Then there were more prayers. Deirdre leaned over and asked me when communion was going to be.
“No one needs to see me like this,” she said, her voice cracking. “I think I'll slip away when everyone gets on the line.”
She had pulled her hat low on her forehead. I tilted my head and looked up and could see that tears were streaming down her face. She swiped her face with her gloves again. I gave her the keys to the house. (We never used to lock the door, but we started to after Carrick skipped out of her last rehab. We were her easiest mark.) Deirdre did leave during communion. She said later that the funeral was like a kick in the gut; she felt like she was glimpsing the future.
After the service, Bob, Jr., delivered a very moving elegy in the form of a “Dear Amber” letter. It was about a typical, loving American family coming of age in the Fifties and Sixties. He spoke of Amber being the first girl in the family after three boys, and how she really didn't have to walk around with a six-shooter and call herself “Walter” to fit in with her siblings.
He remembered the time she cut off a chunk of her flowing red hair, making a joke about he wished he had it for his own balding pate. No one laughed though; levity could not penetrate the thick somberness we all felt.
He talked about how much the family had hoped for a medical breakthrough, “or a miracle,” during those last five days in the hospital.
I was reminded once again how hard we keep hoping against hope with Carrick, who we had learned had contracted Hepatitis C.
Finally, Bob concluded by relating how he'd dug up a line on the Internet that had haunted him since he first heard it, in that same church, several years before. It was from a Viewpoint column that John Cardinal O'Connor had written from the hospital, where he was undergoing tests, for Catholic New York. Before he got to the line he'd looked up, however, Bob read liberally from the piece.
“One reflects on one's failures, one's imperfections, one's hope of what one might have done and perhaps failed to do or should not have done and perhaps did,” was one line that caught my attention. Then the Cardinal quickly reflected on evil, goodness, life, death and faith in a way that only a fervent believer, with a massive body of doctine to bolster him, can pull off.
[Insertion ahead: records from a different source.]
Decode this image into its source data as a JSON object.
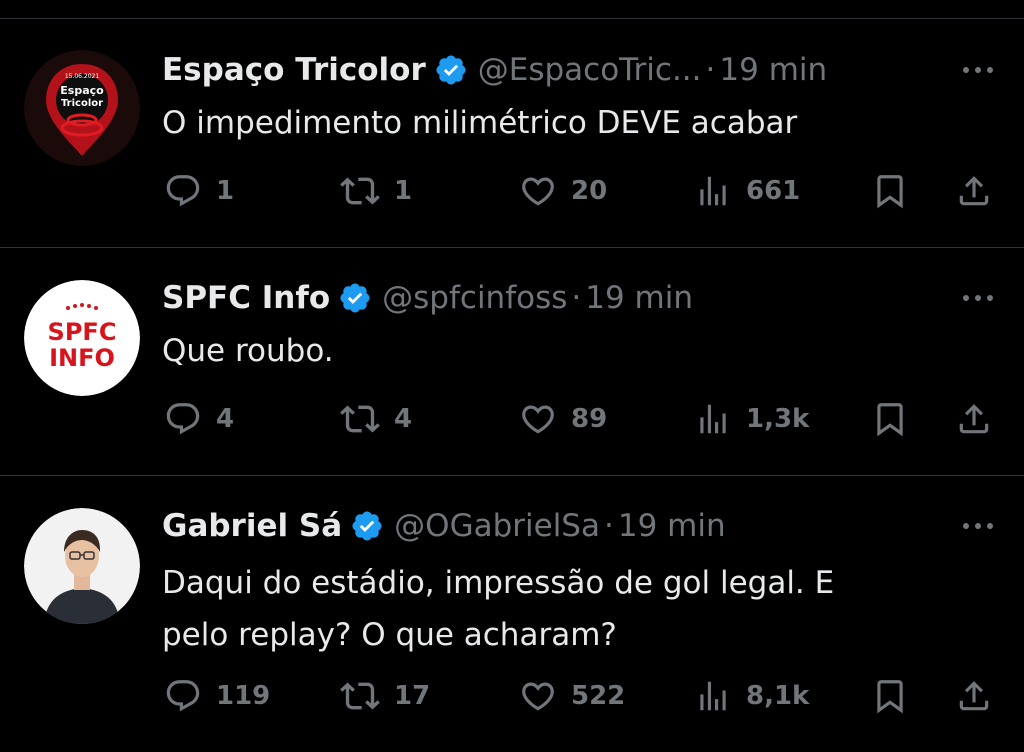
{
  "tweets": [
    {
      "display_name": "Espaço Tricolor",
      "handle": "@EspacoTric...",
      "separator": "·",
      "time": "19 min",
      "text_lines": [
        "O impedimento milimétrico DEVE acabar"
      ],
      "avatar": {
        "type": "logo",
        "date": "15.06.2021",
        "line1": "Espaço",
        "line2": "Tricolor"
      },
      "replies": "1",
      "reposts": "1",
      "likes": "20",
      "views": "661"
    },
    {
      "display_name": "SPFC Info",
      "handle": "@spfcinfoss",
      "separator": "·",
      "time": "19 min",
      "text_lines": [
        "Que roubo."
      ],
      "avatar": {
        "type": "logo",
        "line1": "SPFC",
        "line2": "INFO"
      },
      "replies": "4",
      "reposts": "4",
      "likes": "89",
      "views": "1,3k"
    },
    {
      "display_name": "Gabriel Sá",
      "handle": "@OGabrielSa",
      "separator": "·",
      "time": "19 min",
      "text_lines": [
        "Daqui do estádio, impressão de gol legal. E",
        "pelo replay? O que acharam?"
      ],
      "avatar": {
        "type": "photo"
      },
      "replies": "119",
      "reposts": "17",
      "likes": "522",
      "views": "8,1k"
    }
  ],
  "colors": {
    "background": "#000000",
    "text": "#e7e9ea",
    "secondary": "#71767b",
    "verified": "#1d9bf0",
    "divider": "#2f3336"
  },
  "icons": [
    "verified-badge-icon",
    "more-icon",
    "reply-icon",
    "repost-icon",
    "like-icon",
    "views-icon",
    "bookmark-icon",
    "share-icon"
  ]
}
Then came the line that had stuck in Bob's head:
“But God writes straight with crooked lines and only he knows what the next moment will bring.”
I wasn't sure what to make of the first half of the sentence, although I got the general drift. When I got home and Googled “God writes straight with crooked lines,” the first hit was for a hand-cast bronze plaque inscribed with the phrase. It cost $239. Text accompanying a picture said that the phrase is “a paradoxical Portuguese proverb, first attributed to a Sixteenth Century Portuguese bishop, that has appeared over the centuries in the writings of many spiritual thinkers and writers. It serves as a reminder of the role of faith in our lives. Out of evil, good can come... “
The phrase was also the title of a sermon by a Methodist minister, Dr. Michael B. Brown, about the New Testament Book of Philippians, which he called “St. Paul's Love Letter.” Brown interpreted the line thusly: “God has an amazing capacity for taking bad circumstances and creating blessings - or for taking imperfect people and creating ministry.”
I don't know how religious Annemarie was, but she immediately struck me as having the divine fire of a zealot who had been stuck from her horse by a lightening bolt. It will always be one of the regrets of my life that I didn't get to talk to her for many more hours.
If you knew Amber, I'd love to hear from you. Let me know how she touched your life.